Korean battery maker LG Chem has raised €480m for its gigafactory in Poland.
The European Investment Bank says its loan to Polish subsidiary LG Chem Wroclaw Energy is a key part of building vital capacity for battery production. The company plans to build a fully integrated production system that will make all battery components from electrodes to cells, modules and packs for the first time in Europe.
“This first EIB operation with LG Chem Wroclaw Energy is significant for many reasons," said Teresa Czerwinska, Vice-President of the European Investment Bank, who oversees operations in Poland. "It helps Europe to build a critical mass in electric vehicle battery production at a pivotal time of electric vehicle commercialisation in Europe; it promotes a shift to electromobility and to a greener automotive industry; and it helps create new qualified jobs in an industrial region in transition to a new economic model.

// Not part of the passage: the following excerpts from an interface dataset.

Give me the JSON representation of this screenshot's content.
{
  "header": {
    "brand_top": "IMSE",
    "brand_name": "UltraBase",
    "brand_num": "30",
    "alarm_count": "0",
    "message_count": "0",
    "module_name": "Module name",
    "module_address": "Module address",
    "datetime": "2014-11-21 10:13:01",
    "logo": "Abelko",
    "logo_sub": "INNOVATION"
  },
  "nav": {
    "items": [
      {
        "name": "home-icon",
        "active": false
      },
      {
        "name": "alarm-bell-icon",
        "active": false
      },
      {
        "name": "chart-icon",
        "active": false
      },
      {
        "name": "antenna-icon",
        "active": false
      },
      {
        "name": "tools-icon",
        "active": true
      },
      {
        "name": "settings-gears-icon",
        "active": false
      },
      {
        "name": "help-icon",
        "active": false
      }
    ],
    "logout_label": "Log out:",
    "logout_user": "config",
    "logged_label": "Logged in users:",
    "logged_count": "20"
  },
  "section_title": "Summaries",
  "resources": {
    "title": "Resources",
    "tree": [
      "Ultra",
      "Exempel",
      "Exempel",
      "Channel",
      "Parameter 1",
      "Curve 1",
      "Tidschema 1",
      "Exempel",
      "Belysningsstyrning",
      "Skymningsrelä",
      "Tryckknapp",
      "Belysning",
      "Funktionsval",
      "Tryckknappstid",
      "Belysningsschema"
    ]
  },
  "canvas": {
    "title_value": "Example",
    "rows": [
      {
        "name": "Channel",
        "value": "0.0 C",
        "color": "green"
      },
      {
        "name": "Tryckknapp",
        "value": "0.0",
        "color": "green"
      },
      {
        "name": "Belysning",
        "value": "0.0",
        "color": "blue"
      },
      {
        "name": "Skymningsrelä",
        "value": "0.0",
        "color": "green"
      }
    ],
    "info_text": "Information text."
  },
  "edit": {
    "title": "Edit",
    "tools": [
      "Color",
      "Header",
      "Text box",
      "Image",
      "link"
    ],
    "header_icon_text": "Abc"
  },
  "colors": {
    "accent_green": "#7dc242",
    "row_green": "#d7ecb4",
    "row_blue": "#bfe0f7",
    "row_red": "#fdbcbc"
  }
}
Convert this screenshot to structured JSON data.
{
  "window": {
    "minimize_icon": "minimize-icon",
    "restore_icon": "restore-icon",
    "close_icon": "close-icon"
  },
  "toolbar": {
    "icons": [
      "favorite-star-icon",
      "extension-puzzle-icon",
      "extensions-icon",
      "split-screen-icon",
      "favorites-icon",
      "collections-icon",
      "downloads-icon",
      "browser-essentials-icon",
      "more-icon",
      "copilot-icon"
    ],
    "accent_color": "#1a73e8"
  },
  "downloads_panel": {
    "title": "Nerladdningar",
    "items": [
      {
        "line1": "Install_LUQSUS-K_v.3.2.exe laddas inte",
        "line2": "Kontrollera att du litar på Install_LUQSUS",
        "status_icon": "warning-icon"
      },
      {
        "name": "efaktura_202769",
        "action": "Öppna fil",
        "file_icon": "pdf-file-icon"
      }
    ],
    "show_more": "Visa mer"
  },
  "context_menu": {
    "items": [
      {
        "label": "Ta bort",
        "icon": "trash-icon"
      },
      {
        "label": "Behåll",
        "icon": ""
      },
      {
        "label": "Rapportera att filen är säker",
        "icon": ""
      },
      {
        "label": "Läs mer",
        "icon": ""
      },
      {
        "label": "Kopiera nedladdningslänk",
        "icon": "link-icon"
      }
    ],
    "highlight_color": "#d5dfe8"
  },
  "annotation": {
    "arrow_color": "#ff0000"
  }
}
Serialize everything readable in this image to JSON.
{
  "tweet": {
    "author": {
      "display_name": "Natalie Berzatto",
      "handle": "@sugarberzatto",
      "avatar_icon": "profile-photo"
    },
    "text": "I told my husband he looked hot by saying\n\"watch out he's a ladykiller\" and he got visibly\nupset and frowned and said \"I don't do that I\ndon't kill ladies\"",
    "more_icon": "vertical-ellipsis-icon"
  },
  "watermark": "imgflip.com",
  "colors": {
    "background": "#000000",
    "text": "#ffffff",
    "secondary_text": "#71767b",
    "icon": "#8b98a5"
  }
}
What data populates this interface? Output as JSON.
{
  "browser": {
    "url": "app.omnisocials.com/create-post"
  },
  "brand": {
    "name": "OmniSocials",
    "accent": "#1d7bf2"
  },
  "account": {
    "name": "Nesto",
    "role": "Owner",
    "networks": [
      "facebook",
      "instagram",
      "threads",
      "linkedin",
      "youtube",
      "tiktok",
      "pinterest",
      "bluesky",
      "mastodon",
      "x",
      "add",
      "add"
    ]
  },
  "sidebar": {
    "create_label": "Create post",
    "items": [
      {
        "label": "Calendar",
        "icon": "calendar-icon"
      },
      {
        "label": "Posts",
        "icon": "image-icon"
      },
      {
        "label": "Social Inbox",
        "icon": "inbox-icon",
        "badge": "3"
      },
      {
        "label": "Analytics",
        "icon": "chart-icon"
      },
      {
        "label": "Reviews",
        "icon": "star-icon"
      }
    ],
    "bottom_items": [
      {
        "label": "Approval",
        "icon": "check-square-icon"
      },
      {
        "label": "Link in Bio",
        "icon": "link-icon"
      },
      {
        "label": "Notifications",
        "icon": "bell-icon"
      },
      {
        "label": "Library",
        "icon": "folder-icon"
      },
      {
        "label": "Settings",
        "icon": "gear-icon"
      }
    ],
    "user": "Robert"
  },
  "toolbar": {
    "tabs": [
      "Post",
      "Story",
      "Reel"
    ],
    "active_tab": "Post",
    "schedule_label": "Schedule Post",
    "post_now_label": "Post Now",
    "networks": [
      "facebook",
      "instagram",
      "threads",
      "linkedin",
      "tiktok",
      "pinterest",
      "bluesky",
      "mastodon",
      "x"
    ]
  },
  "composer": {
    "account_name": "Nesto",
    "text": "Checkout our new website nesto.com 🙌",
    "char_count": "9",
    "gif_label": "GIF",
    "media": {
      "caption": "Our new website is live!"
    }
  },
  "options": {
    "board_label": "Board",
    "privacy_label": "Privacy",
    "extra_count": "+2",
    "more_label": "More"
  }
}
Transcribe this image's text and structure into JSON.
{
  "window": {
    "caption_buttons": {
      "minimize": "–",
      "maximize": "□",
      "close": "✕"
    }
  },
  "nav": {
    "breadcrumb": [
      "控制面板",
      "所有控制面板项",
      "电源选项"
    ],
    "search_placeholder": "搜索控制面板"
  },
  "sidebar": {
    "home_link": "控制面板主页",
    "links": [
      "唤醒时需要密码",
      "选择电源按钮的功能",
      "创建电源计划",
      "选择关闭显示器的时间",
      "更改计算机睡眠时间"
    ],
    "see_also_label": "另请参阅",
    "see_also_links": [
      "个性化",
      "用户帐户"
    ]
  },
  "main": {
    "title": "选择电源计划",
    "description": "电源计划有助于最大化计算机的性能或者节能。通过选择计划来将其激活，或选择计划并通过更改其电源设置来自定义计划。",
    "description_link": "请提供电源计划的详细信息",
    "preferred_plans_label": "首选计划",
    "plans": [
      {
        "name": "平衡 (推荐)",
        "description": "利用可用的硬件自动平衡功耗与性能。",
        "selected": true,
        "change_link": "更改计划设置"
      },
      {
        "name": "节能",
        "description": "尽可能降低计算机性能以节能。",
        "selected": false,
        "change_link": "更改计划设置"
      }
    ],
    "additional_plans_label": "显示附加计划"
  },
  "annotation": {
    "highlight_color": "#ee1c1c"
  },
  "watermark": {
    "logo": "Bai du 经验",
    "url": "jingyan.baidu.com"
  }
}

The funding will support the construction of the manufacturing plant for advanced lithium-ion cells and batteries for battery-powered electric vehicles, but the project will also include technological transfer, the creation of around 1,800 jobs and research and development activities in south west Poland. This will create one of the largest gigafactories in the world.
The financing will be used for the construction and operation of highly automated plant for battery electric vehicles (BEVs). The EIB financing will cover around a third of the total project costs, estimated at €1.5bn, while the rest will come from the company’s own resources and from other financing sources.
Alongside smaller smaller production facilities on the same site, the gigafactory will be a fully smart factory with several newly developed cutting-edge technologies to mass-produce the latest generation of high energy density li-ion electrodes, cells, modules and battery packs. The gigafactory will produce over 35 GWh of battery systems a year, which can potentially power more than 500,000 electric cars.